Preliminary results from a survey conducted by Charlotte-Mecklenburg Schools show parents want the Board of Education to prioritize neighborhood schools as they review student assignment boundaries this spring.
The results come as the district begins to craft specifics of a new student assignment plan amid community tension about the issue. CMS will re-draw the lines that determine where students attend school, and the school board has said this review could be an opportunity to break up high concentrations of poverty.
Of the 27,453 people who responded to the survey, 86 percent said schools that are close to home are very or extremely important. That’s compared to 20 percent who ranked racial or economic diversity that high.
When survey respondents were asked to pick the “single most important” factor, schools close to home was the most popular response, and far surpassed issues of diversity.
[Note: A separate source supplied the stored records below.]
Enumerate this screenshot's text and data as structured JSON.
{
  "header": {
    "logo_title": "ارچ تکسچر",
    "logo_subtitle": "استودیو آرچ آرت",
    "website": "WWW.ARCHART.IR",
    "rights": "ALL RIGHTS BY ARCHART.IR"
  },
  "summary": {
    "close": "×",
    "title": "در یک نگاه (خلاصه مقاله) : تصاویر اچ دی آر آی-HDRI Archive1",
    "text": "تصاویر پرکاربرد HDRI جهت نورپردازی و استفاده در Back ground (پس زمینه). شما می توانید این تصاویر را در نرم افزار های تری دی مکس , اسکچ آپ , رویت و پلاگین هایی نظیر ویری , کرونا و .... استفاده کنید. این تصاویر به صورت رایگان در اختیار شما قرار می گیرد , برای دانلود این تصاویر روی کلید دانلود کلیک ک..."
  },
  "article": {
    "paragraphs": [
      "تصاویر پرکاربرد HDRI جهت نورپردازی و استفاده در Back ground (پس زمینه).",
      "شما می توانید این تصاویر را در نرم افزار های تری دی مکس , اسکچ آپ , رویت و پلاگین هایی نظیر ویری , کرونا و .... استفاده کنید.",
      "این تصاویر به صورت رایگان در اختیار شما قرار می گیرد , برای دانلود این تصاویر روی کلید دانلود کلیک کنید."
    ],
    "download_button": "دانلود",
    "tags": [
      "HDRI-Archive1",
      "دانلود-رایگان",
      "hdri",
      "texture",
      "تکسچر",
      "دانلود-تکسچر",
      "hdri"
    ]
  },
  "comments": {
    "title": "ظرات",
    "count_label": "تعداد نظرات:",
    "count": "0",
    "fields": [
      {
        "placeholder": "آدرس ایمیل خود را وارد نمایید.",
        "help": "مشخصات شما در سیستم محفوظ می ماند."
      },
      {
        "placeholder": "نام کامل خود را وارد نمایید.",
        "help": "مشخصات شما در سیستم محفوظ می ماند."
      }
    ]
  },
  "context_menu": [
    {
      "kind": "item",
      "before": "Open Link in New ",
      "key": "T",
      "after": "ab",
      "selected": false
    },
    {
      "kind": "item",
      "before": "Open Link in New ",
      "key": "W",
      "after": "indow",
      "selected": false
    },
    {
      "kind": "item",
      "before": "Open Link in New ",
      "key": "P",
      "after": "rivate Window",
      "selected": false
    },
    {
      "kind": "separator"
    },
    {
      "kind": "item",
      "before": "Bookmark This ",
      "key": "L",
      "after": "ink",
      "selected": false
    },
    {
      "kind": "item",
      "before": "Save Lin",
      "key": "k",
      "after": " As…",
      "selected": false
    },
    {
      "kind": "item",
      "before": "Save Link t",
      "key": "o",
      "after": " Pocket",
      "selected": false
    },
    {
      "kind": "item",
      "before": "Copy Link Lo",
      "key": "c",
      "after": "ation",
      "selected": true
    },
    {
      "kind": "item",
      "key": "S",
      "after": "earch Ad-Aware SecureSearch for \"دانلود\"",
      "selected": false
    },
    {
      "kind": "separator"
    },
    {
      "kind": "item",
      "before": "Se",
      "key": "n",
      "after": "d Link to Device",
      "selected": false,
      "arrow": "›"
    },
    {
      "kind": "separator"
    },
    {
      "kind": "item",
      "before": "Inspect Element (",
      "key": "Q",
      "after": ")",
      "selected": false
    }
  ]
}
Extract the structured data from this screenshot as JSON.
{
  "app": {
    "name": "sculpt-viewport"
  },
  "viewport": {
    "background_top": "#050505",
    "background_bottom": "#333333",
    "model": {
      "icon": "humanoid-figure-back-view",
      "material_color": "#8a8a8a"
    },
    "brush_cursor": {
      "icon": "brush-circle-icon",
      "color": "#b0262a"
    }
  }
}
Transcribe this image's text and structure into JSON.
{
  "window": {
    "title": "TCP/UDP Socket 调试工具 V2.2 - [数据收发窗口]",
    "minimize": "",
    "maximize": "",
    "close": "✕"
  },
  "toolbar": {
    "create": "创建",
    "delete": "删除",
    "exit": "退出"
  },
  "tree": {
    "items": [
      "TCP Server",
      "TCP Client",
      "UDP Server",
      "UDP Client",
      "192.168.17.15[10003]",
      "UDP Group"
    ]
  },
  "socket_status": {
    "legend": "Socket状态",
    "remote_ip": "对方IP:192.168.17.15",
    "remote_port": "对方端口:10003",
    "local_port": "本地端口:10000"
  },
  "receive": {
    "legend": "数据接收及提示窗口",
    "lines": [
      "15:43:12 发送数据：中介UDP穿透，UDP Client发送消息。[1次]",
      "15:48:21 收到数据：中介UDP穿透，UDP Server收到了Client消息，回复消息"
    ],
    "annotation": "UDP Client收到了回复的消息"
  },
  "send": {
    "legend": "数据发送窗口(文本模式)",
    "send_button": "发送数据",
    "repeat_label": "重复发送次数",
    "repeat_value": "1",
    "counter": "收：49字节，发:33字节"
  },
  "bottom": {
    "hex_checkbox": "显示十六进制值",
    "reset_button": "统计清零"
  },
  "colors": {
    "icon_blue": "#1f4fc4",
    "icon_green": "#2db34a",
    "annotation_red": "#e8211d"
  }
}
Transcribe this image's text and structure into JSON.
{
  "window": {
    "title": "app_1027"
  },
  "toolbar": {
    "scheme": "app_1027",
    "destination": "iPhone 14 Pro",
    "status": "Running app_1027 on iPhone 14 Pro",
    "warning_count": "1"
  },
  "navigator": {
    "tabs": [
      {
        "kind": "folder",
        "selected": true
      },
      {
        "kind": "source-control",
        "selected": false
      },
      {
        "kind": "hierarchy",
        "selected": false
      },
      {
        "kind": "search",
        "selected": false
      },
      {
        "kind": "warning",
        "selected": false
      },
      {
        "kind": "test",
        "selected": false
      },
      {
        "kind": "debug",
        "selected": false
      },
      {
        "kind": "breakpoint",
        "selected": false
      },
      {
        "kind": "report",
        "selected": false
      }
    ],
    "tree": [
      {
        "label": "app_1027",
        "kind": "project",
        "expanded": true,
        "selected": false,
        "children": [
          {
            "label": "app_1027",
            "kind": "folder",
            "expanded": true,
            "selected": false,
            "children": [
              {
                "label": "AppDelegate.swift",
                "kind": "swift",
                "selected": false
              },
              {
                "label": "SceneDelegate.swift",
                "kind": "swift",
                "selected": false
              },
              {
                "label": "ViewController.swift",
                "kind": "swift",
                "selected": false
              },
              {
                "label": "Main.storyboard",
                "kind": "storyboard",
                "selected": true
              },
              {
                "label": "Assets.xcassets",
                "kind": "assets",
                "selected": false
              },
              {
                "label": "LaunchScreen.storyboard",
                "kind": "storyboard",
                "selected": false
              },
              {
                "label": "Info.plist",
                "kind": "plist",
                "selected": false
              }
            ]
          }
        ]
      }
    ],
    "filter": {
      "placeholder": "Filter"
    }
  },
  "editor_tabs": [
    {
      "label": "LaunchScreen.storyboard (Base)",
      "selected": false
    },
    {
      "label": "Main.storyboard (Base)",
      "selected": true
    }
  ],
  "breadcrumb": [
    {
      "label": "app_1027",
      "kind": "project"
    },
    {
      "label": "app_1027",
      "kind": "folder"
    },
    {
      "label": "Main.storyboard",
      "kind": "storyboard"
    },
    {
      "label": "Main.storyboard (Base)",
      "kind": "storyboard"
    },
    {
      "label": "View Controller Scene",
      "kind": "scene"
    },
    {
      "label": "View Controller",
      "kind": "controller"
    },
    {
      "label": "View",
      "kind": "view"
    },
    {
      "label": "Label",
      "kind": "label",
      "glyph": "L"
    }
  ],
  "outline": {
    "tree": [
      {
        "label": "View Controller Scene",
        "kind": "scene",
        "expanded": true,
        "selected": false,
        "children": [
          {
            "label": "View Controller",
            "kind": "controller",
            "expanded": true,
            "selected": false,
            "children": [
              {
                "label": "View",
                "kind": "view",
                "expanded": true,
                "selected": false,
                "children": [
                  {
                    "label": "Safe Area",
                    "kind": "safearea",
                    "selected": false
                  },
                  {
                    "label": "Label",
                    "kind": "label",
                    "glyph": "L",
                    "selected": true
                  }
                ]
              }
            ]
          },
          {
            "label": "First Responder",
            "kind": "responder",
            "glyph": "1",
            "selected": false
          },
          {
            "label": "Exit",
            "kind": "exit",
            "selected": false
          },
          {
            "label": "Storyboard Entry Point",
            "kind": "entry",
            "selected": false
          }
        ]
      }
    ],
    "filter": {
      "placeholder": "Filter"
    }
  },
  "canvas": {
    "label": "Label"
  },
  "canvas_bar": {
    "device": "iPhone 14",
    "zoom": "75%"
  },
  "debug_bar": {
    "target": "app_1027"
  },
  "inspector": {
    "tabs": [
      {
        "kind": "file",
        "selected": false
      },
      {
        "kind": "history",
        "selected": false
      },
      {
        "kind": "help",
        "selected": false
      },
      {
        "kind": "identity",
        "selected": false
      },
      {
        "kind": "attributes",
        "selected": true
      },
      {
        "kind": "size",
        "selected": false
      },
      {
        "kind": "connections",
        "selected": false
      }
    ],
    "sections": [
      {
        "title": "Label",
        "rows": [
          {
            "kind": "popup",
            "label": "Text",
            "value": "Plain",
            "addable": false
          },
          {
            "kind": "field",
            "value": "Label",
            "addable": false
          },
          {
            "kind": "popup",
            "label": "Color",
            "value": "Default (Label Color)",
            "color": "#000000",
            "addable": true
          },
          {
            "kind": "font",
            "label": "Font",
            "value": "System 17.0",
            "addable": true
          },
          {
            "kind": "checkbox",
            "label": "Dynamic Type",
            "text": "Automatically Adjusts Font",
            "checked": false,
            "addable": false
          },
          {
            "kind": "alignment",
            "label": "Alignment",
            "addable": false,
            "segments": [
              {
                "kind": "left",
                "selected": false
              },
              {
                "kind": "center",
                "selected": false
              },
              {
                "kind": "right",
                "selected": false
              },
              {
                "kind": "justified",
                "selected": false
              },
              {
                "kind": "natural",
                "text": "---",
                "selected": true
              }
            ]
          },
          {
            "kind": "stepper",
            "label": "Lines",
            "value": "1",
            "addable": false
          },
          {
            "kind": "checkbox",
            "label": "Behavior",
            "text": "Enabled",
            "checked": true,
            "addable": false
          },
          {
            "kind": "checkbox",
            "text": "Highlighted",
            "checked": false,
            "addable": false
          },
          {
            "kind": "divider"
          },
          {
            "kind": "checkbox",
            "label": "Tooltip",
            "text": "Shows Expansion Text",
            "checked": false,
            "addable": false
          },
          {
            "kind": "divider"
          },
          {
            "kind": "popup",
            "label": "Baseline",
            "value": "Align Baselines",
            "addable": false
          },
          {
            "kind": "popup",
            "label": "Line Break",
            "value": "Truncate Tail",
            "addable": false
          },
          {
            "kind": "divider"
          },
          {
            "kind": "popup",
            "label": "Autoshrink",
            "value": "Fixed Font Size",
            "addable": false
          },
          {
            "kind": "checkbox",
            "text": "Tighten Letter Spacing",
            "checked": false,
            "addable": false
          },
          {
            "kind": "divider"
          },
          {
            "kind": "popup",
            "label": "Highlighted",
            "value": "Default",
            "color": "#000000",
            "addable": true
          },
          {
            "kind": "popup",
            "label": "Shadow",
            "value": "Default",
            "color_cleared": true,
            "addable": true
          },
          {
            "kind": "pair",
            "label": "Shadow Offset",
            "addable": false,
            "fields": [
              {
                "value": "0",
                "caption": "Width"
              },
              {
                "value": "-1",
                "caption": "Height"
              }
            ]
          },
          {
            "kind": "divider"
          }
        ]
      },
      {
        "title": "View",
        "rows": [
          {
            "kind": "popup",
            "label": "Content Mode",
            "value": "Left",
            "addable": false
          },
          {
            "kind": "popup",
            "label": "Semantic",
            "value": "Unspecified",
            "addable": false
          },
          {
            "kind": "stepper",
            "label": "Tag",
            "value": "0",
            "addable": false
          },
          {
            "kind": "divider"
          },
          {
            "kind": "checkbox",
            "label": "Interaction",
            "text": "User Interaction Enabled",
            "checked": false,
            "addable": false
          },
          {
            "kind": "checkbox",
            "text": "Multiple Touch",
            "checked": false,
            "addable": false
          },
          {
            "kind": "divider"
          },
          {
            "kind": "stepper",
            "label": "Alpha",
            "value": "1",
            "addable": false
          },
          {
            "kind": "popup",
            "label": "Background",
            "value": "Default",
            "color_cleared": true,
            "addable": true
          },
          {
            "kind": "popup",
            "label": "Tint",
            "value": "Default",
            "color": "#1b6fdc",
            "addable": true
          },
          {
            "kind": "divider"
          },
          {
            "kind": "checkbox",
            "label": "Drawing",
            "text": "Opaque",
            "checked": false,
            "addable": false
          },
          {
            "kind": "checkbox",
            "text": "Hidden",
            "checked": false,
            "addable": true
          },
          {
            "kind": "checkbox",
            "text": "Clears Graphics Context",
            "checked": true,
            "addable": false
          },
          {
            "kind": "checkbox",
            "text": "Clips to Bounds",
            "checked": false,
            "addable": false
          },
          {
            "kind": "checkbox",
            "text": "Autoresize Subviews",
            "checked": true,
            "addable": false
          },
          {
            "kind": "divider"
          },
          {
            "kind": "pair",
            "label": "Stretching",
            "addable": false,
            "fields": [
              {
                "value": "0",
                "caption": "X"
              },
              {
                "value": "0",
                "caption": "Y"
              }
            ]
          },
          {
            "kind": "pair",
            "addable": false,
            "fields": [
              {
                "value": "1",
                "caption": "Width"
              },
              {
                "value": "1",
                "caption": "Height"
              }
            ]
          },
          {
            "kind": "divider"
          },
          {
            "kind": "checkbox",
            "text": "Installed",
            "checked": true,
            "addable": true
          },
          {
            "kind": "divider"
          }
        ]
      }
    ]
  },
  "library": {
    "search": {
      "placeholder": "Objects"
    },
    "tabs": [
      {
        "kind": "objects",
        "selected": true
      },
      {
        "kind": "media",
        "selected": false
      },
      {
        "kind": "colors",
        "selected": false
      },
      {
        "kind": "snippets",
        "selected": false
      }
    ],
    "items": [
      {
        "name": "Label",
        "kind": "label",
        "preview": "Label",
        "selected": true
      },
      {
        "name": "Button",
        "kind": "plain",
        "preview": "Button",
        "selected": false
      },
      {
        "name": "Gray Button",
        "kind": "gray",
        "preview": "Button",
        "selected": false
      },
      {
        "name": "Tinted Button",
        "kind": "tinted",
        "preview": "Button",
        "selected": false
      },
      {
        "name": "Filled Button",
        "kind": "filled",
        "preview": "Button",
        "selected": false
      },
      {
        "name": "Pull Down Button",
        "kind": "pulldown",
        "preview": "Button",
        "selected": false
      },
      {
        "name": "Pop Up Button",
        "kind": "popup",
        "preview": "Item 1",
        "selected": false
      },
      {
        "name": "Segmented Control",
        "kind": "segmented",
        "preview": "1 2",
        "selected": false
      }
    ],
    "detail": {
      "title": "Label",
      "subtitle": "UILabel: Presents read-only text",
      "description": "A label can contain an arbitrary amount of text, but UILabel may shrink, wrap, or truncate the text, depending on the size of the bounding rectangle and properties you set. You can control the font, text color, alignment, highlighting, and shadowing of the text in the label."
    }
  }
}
Of those who participated in the survey, 46 percent said neighborhood schools were the most important, compared to three percent for racial diversity and one percent for economic diversity.
Superintendent Ann Clark said this survey is “one data point” in the student assignment review process. It’s also one that comes with a caveat: the results aren’t a random sampling.
The survey was completed by members of the community who wished to do so, meaning those who responded likely had set opinions about the issue. It was also possible to complete the survey more than once, meaning passionate supporters could participate multiple times. Survey administrators said these two factors are important to keep in mind when considering the results.
Responses to the survey were inconsistent, geographically.
District 6, a suburban South Charlotte district home to some of the most vocal support for neighborhood schools, had the most responses to the survey with 12,667. District 3, a less affluent area which stretches from the urban core to the east, has 4,787.
None of this invalidates the results, survey administrators said, but they are important factors for the school board to consider when interpreting the data.
Of the people who responded to the survey who identified as CMS parents, two-thirds said they believe their child already attends a school that is racially and/or economically diverse. And 82 percent said they would not be “OK with a longer bus ride” if it meant their child could attend an even more diverse campus.
School board members said they wanted to consider the survey results in detail as CMS moves into the hard work of crafting a specific student assignment map between now and mid-May.